Speaking in an interview Mzuzu Police AIDS Coordinator SR Chalemera disclosed that the other outcome of the training was that the number of police officers who have disclosed their HIV status has increased from 11 to 20. In separate interview, Mzuzu Police Victim Support unit SR Flora Njawiti said that the training has given her enough strength to reach out to couples on importance of Voluntary Counseling and Testing (VCT). 
The vicinity of Mzuzu Police Station lies on Vipya Plateau surrounded by lowly hills, such as Choma, Mombwe, Kaningina, enyezini, Luhomero and Chiungu and It has seven police Units. The population size of the area is 273, 447. The core duties of Police officers in Mzuzu includes safeguarding the freedoms and rights of all people, maintaining law and order, protecting life and property, preventing crime, investigating and detecting crime and bringing all offenders to justice. However, gender based violence, especially sexually related ones are among the reported crimes on the increase, exposing the victims to the risk of contracting HIV.
The ASC program has also supported similar activities to Police Stations in all the program targeted districts.
The Action for Social Change Program is being supported by Denmark to bring about individual and societal change in Mzuzu, Lilongwe, Machinga and Mulanje.

Thursday, January 16, 2014

FBS casts ray of hope in Lilongwe

By George Kamanga
A new chapter of prosperity has been opened at Traditional Authority Tsabango in Lilongwe as farmers adopt new agribusiness skills acquired from the farmer business school (FBS) at Kan’goma. The school provides a wide range of skills and innovations that give farmers an upper hand to produce and market their farm produce. The skills include production, packaging and displaying of products to attract buyers. The school also places higher emphasis on farming as a business.
Benesi Chikutu who hails from Dzuwa Village in the area is one of the beneficiaries of the school and he walked tall after investing K43, 000 ( about $956) on cabbages and tomatoes through irrigation and he raised K223, 000 (about $4956). Mr Chikutu said in an interview that he had never had such a huge amount in profits ever since he started trading at Chiuzira Market.
 ADRA Malawi through the Action for Social Program launched the farmer business school in July 2013 and built the capacity 25 farmers,  of which 5 of them were women.
A proud Chikutu captured at his farm
From the money raised Mr Chikutu said he bought enough maize to take him through to the other harvesting season and had already paid school fees and farm inputs.
The Action for Social Change Program is being funded by Denmark to bring about individual and society change in Lilongwe, Mzimba, Machinga and Mulanje.
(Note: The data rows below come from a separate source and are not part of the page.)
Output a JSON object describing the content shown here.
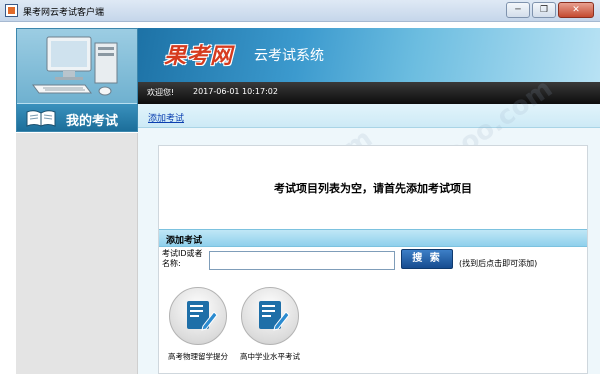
{
  "window": {
    "title": "果考网云考试客户端",
    "minimize": "─",
    "maximize": "❐",
    "close": "✕"
  },
  "brand": {
    "logo_text": "果考网",
    "subtitle": "云考试系统"
  },
  "welcome": {
    "greeting": "欢迎您!",
    "datetime": "2017-06-01 10:17:02"
  },
  "sidebar": {
    "header_label": "我的考试"
  },
  "toolbar": {
    "add_exam_link": "添加考试"
  },
  "main": {
    "empty_message": "考试项目列表为空，请首先添加考试项目",
    "add_section": {
      "title": "添加考试",
      "id_label": "考试ID或者名称:",
      "input_value": "",
      "search_button": "搜 索",
      "hint": "(找到后点击即可添加)"
    },
    "exam_items": [
      {
        "label": "高考物理留学提分"
      },
      {
        "label": "高中学业水平考试"
      }
    ]
  },
  "watermark": {
    "text": "www.ddooo.com"
  },
  "colors": {
    "banner": "#3c9ace",
    "brand_red": "#d63b1f",
    "link": "#0b3fb0",
    "section_head": "#8fd0ec",
    "search_button": "#164c8f"
  },
  "icons": {
    "app": "app-icon",
    "sidebar": "book-icon",
    "exam": "document-edit-icon",
    "header": "computer-icon"
  }
}
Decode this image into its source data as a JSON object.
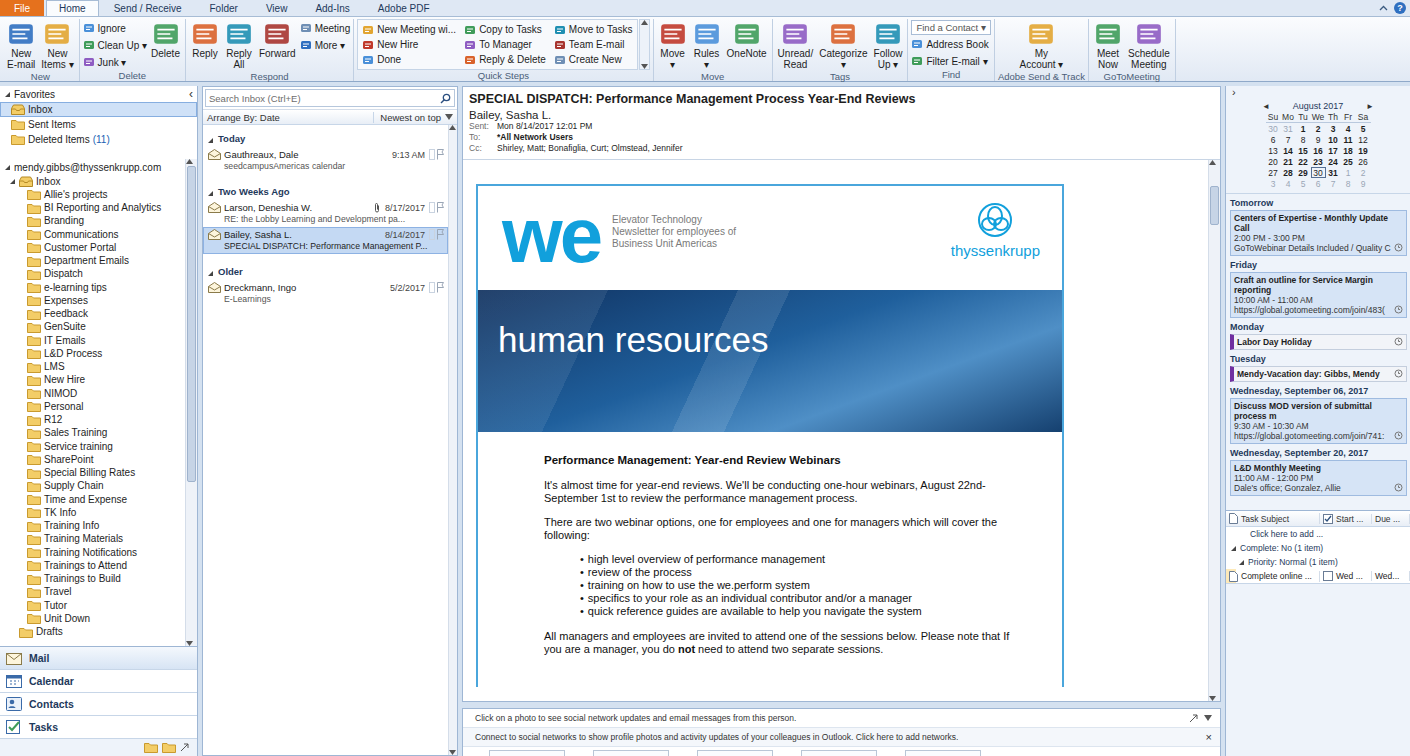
{
  "window": {
    "help": "?"
  },
  "ribbon_tabs": [
    {
      "label": "File",
      "kind": "backstage",
      "selected": false
    },
    {
      "label": "Home",
      "kind": "tab",
      "selected": true
    },
    {
      "label": "Send / Receive",
      "kind": "tab",
      "selected": false
    },
    {
      "label": "Folder",
      "kind": "tab",
      "selected": false
    },
    {
      "label": "View",
      "kind": "tab",
      "selected": false
    },
    {
      "label": "Add-Ins",
      "kind": "tab",
      "selected": false
    },
    {
      "label": "Adobe PDF",
      "kind": "tab",
      "selected": false
    }
  ],
  "ribbon_groups": [
    {
      "label": "New",
      "items": [
        {
          "kind": "large",
          "lines": [
            "New",
            "E-mail"
          ]
        },
        {
          "kind": "large",
          "lines": [
            "New",
            "Items ▾"
          ]
        }
      ]
    },
    {
      "label": "Delete",
      "items": [
        {
          "kind": "stack",
          "entries": [
            "Ignore",
            "Clean Up ▾",
            "Junk ▾"
          ]
        },
        {
          "kind": "large",
          "lines": [
            "Delete"
          ]
        }
      ]
    },
    {
      "label": "Respond",
      "items": [
        {
          "kind": "large",
          "lines": [
            "Reply"
          ]
        },
        {
          "kind": "large",
          "lines": [
            "Reply",
            "All"
          ]
        },
        {
          "kind": "large",
          "lines": [
            "Forward"
          ]
        },
        {
          "kind": "stack",
          "entries": [
            "Meeting",
            "More ▾"
          ]
        }
      ]
    },
    {
      "label": "Quick Steps",
      "items": [
        {
          "kind": "quick",
          "entries": [
            "New Meeting wi...",
            "New Hire",
            "Done",
            "Copy to Tasks",
            "To Manager",
            "Reply & Delete",
            "Move to Tasks",
            "Team E-mail",
            "Create New"
          ]
        }
      ]
    },
    {
      "label": "Move",
      "items": [
        {
          "kind": "large",
          "lines": [
            "Move",
            "▾"
          ]
        },
        {
          "kind": "large",
          "lines": [
            "Rules",
            "▾"
          ]
        },
        {
          "kind": "large",
          "lines": [
            "OneNote"
          ]
        }
      ]
    },
    {
      "label": "Tags",
      "items": [
        {
          "kind": "large",
          "lines": [
            "Unread/",
            "Read"
          ]
        },
        {
          "kind": "large",
          "lines": [
            "Categorize",
            "▾"
          ]
        },
        {
          "kind": "large",
          "lines": [
            "Follow",
            "Up ▾"
          ]
        }
      ]
    },
    {
      "label": "Find",
      "items": [
        {
          "kind": "find",
          "field": "Find a Contact ▾",
          "entries": [
            "Address Book",
            "Filter E-mail ▾"
          ]
        }
      ]
    },
    {
      "label": "Adobe Send & Track",
      "items": [
        {
          "kind": "large",
          "lines": [
            "My",
            "Account ▾"
          ]
        }
      ]
    },
    {
      "label": "GoToMeeting",
      "items": [
        {
          "kind": "large",
          "lines": [
            "Meet",
            "Now"
          ]
        },
        {
          "kind": "large",
          "lines": [
            "Schedule",
            "Meeting"
          ]
        }
      ]
    }
  ],
  "nav": {
    "collapse": "‹",
    "favorites": {
      "label": "Favorites",
      "expanded": true,
      "items": [
        {
          "name": "Inbox",
          "count": "",
          "selected": true
        },
        {
          "name": "Sent Items",
          "count": "",
          "selected": false
        },
        {
          "name": "Deleted Items",
          "count": "(11)",
          "selected": false
        }
      ]
    },
    "account": {
      "label": "mendy.gibbs@thyssenkrupp.com",
      "expanded": true,
      "inbox": {
        "name": "Inbox",
        "expanded": true,
        "selected": false
      },
      "folders": [
        {
          "name": "Allie's projects",
          "selected": false
        },
        {
          "name": "BI Reporting and Analytics",
          "selected": false
        },
        {
          "name": "Branding",
          "selected": false
        },
        {
          "name": "Communications",
          "selected": false
        },
        {
          "name": "Customer Portal",
          "selected": false
        },
        {
          "name": "Department Emails",
          "selected": false
        },
        {
          "name": "Dispatch",
          "selected": false
        },
        {
          "name": "e-learning tips",
          "selected": false
        },
        {
          "name": "Expenses",
          "selected": false
        },
        {
          "name": "Feedback",
          "selected": false
        },
        {
          "name": "GenSuite",
          "selected": false
        },
        {
          "name": "IT Emails",
          "selected": false
        },
        {
          "name": "L&D Process",
          "selected": false
        },
        {
          "name": "LMS",
          "selected": false
        },
        {
          "name": "New Hire",
          "selected": false
        },
        {
          "name": "NIMOD",
          "selected": false
        },
        {
          "name": "Personal",
          "selected": false
        },
        {
          "name": "R12",
          "selected": false
        },
        {
          "name": "Sales Training",
          "selected": false
        },
        {
          "name": "Service training",
          "selected": false
        },
        {
          "name": "SharePoint",
          "selected": false
        },
        {
          "name": "Special Billing Rates",
          "selected": false
        },
        {
          "name": "Supply Chain",
          "selected": false
        },
        {
          "name": "Time and Expense",
          "selected": false
        },
        {
          "name": "TK Info",
          "selected": false
        },
        {
          "name": "Training Info",
          "selected": false
        },
        {
          "name": "Training Materials",
          "selected": false
        },
        {
          "name": "Training Notifications",
          "selected": false
        },
        {
          "name": "Trainings to Attend",
          "selected": false
        },
        {
          "name": "Trainings to Build",
          "selected": false
        },
        {
          "name": "Travel",
          "selected": false
        },
        {
          "name": "Tutor",
          "selected": false
        },
        {
          "name": "Unit Down",
          "selected": false
        }
      ],
      "drafts": {
        "name": "Drafts",
        "selected": false
      }
    },
    "buttons": [
      {
        "label": "Mail",
        "selected": true
      },
      {
        "label": "Calendar",
        "selected": false
      },
      {
        "label": "Contacts",
        "selected": false
      },
      {
        "label": "Tasks",
        "selected": false
      }
    ]
  },
  "mail_list": {
    "search": "Search Inbox (Ctrl+E)",
    "arrange": "Arrange By: Date",
    "order": "Newest on top",
    "groups": [
      {
        "label": "Today",
        "expanded": true,
        "items": [
          {
            "sender": "Gauthreaux, Dale",
            "date": "9:13 AM",
            "subject": "seedcampusAmericas calendar",
            "attachment": false,
            "selected": false
          }
        ]
      },
      {
        "label": "Two Weeks Ago",
        "expanded": true,
        "items": [
          {
            "sender": "Larson, Deneshia W.",
            "date": "8/17/2017",
            "subject": "RE: the Lobby Learning and Development pa...",
            "attachment": true,
            "selected": false
          },
          {
            "sender": "Bailey, Sasha L.",
            "date": "8/14/2017",
            "subject": "SPECIAL DISPATCH: Performance Management P...",
            "attachment": false,
            "selected": true
          }
        ]
      },
      {
        "label": "Older",
        "expanded": true,
        "items": [
          {
            "sender": "Dreckmann, Ingo",
            "date": "5/2/2017",
            "subject": "E-Learnings",
            "attachment": false,
            "selected": false
          }
        ]
      }
    ]
  },
  "message": {
    "subject": "SPECIAL DISPATCH: Performance Management Process Year-End Reviews",
    "from": "Bailey, Sasha L.",
    "meta": [
      {
        "label": "Sent:",
        "value": "Mon 8/14/2017 12:01 PM",
        "bold": false
      },
      {
        "label": "To:",
        "value": "*All Network Users",
        "bold": true
      },
      {
        "label": "Cc:",
        "value": "Shirley, Matt; Bonafiglia, Curt; Olmstead, Jennifer",
        "bold": false
      }
    ],
    "newsletter": {
      "logo": "we",
      "tagline": [
        "Elevator Technology",
        "Newsletter for employees of",
        "Business Unit Americas"
      ],
      "brand": "thyssenkrupp",
      "banner": "human resources",
      "title": "Performance Management: Year-end Review Webinars",
      "paragraphs": [
        "It's almost time for year-end reviews. We'll be conducting one-hour webinars, August 22nd- September 1st to review the performance management process.",
        "There are two webinar options, one for employees and one for managers which will cover the following:"
      ],
      "bullet": "•",
      "bullets": [
        "high level overview of performance management",
        "review of the process",
        "training on how to use the we.perform system",
        "specifics to your role as an individual contributor and/or a manager",
        "quick reference guides are available to help you navigate the system"
      ],
      "closing": [
        {
          "text": "All managers and employees are invited to attend one of the sessions below.  Please note that If you are a manager, you do ",
          "bold": false
        },
        {
          "text": "not",
          "bold": true
        },
        {
          "text": " need to attend two separate sessions.",
          "bold": false
        }
      ]
    }
  },
  "social": {
    "hint": "Click on a photo to see social network updates and email messages from this person.",
    "connect": "Connect to social networks to show profile photos and activity updates of your colleagues in Outlook. Click here to add networks.",
    "close": "×"
  },
  "todo": {
    "toggle": "›",
    "calendar": {
      "month": "August 2017",
      "prev": "◄",
      "next": "►",
      "weekdays": [
        "Su",
        "Mo",
        "Tu",
        "We",
        "Th",
        "Fr",
        "Sa"
      ],
      "weeks": [
        [
          {
            "d": "30",
            "other": true,
            "bold": false,
            "today": false
          },
          {
            "d": "31",
            "other": true,
            "bold": false,
            "today": false
          },
          {
            "d": "1",
            "other": false,
            "bold": true,
            "today": false
          },
          {
            "d": "2",
            "other": false,
            "bold": true,
            "today": false
          },
          {
            "d": "3",
            "other": false,
            "bold": true,
            "today": false
          },
          {
            "d": "4",
            "other": false,
            "bold": true,
            "today": false
          },
          {
            "d": "5",
            "other": false,
            "bold": true,
            "today": false
          }
        ],
        [
          {
            "d": "6",
            "other": false,
            "bold": false,
            "today": false
          },
          {
            "d": "7",
            "other": false,
            "bold": false,
            "today": false
          },
          {
            "d": "8",
            "other": false,
            "bold": false,
            "today": false
          },
          {
            "d": "9",
            "other": false,
            "bold": false,
            "today": false
          },
          {
            "d": "10",
            "other": false,
            "bold": true,
            "today": false
          },
          {
            "d": "11",
            "other": false,
            "bold": true,
            "today": false
          },
          {
            "d": "12",
            "other": false,
            "bold": false,
            "today": false
          }
        ],
        [
          {
            "d": "13",
            "other": false,
            "bold": false,
            "today": false
          },
          {
            "d": "14",
            "other": false,
            "bold": true,
            "today": false
          },
          {
            "d": "15",
            "other": false,
            "bold": true,
            "today": false
          },
          {
            "d": "16",
            "other": false,
            "bold": true,
            "today": false
          },
          {
            "d": "17",
            "other": false,
            "bold": true,
            "today": false
          },
          {
            "d": "18",
            "other": false,
            "bold": true,
            "today": false
          },
          {
            "d": "19",
            "other": false,
            "bold": true,
            "today": false
          }
        ],
        [
          {
            "d": "20",
            "other": false,
            "bold": false,
            "today": false
          },
          {
            "d": "21",
            "other": false,
            "bold": true,
            "today": false
          },
          {
            "d": "22",
            "other": false,
            "bold": true,
            "today": false
          },
          {
            "d": "23",
            "other": false,
            "bold": true,
            "today": false
          },
          {
            "d": "24",
            "other": false,
            "bold": true,
            "today": false
          },
          {
            "d": "25",
            "other": false,
            "bold": true,
            "today": false
          },
          {
            "d": "26",
            "other": false,
            "bold": false,
            "today": false
          }
        ],
        [
          {
            "d": "27",
            "other": false,
            "bold": false,
            "today": false
          },
          {
            "d": "28",
            "other": false,
            "bold": true,
            "today": false
          },
          {
            "d": "29",
            "other": false,
            "bold": true,
            "today": false
          },
          {
            "d": "30",
            "other": false,
            "bold": false,
            "today": true
          },
          {
            "d": "31",
            "other": false,
            "bold": true,
            "today": false
          },
          {
            "d": "1",
            "other": true,
            "bold": false,
            "today": false
          },
          {
            "d": "2",
            "other": true,
            "bold": false,
            "today": false
          }
        ],
        [
          {
            "d": "3",
            "other": true,
            "bold": false,
            "today": false
          },
          {
            "d": "4",
            "other": true,
            "bold": false,
            "today": false
          },
          {
            "d": "5",
            "other": true,
            "bold": false,
            "today": false
          },
          {
            "d": "6",
            "other": true,
            "bold": false,
            "today": false
          },
          {
            "d": "7",
            "other": true,
            "bold": false,
            "today": false
          },
          {
            "d": "8",
            "other": true,
            "bold": false,
            "today": false
          },
          {
            "d": "9",
            "other": true,
            "bold": false,
            "today": false
          }
        ]
      ]
    },
    "agenda": [
      {
        "day": "Tomorrow",
        "items": [
          {
            "kind": "meeting",
            "title": "Centers of Expertise - Monthly Update Call",
            "time": "2:00 PM - 3:00 PM",
            "location": "GoToWebinar Details Included / Quality C"
          }
        ]
      },
      {
        "day": "Friday",
        "items": [
          {
            "kind": "meeting",
            "title": "Craft an outline for Service Margin reporting",
            "time": "10:00 AM - 11:00 AM",
            "location": "https://global.gotomeeting.com/join/483("
          }
        ]
      },
      {
        "day": "Monday",
        "items": [
          {
            "kind": "allday",
            "title": "Labor Day Holiday",
            "time": "",
            "location": ""
          }
        ]
      },
      {
        "day": "Tuesday",
        "items": [
          {
            "kind": "allday",
            "title": "Mendy-Vacation day: Gibbs, Mendy",
            "time": "",
            "location": ""
          }
        ]
      },
      {
        "day": "Wednesday, September 06, 2017",
        "items": [
          {
            "kind": "meeting",
            "title": "Discuss MOD version of submittal process m",
            "time": "9:30 AM - 10:30 AM",
            "location": "https://global.gotomeeting.com/join/741:"
          }
        ]
      },
      {
        "day": "Wednesday, September 20, 2017",
        "items": [
          {
            "kind": "meeting",
            "title": "L&D Monthly Meeting",
            "time": "11:00 AM - 12:00 PM",
            "location": "Dale's office; Gonzalez, Allie"
          }
        ]
      }
    ],
    "tasks": {
      "columns": [
        "Task Subject",
        "Start ...",
        "Due ..."
      ],
      "add": "Click here to add ...",
      "group": "Complete: No (1 item)",
      "subgroup": "Priority: Normal (1 item)",
      "items": [
        {
          "subject": "Complete online ...",
          "start": "Wed ...",
          "due": "Wed...",
          "complete": false
        }
      ]
    }
  }
}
Tuesday, January 7, 2014

ADRA Malawi to have wellness policy

By Elias Banda
ADRA Malawi is now set to have the wellness policy after a three- day staff workshop in Blantyre where participants received training on how to mainstream the activities that would guarantee safety of employees at the workplace. The policy is premised on the popular idea that development of any institution depended on the physical and emotional wellbeing of its employees.
Claudio Sandoval addressing participants
 Participants during the workshop

 The wellness policy replaces the HIV/AIDS policy which was already in draft form. The wellness policy would be more encompassing because it covered all other diseases apart from HIV and AIDS that might affect staff ability to positively contribute to the development of the organization.
Speaking during the official opening of the workshop on December 17, 2013, ADRA Malawi Country Director, Claudio Sandoval urged participants to come up with a sound policy that would create an enabling working environment for those physically and emotionally challenged and those affected and infected with HIV/AIDS. He said that the reality of HIV/AIDS was glaring in the society and that everybody was affected in many different ways.
The  workshop drew participants from all ADRA Malawi projects and the policy was expected to launched at least by June 2014.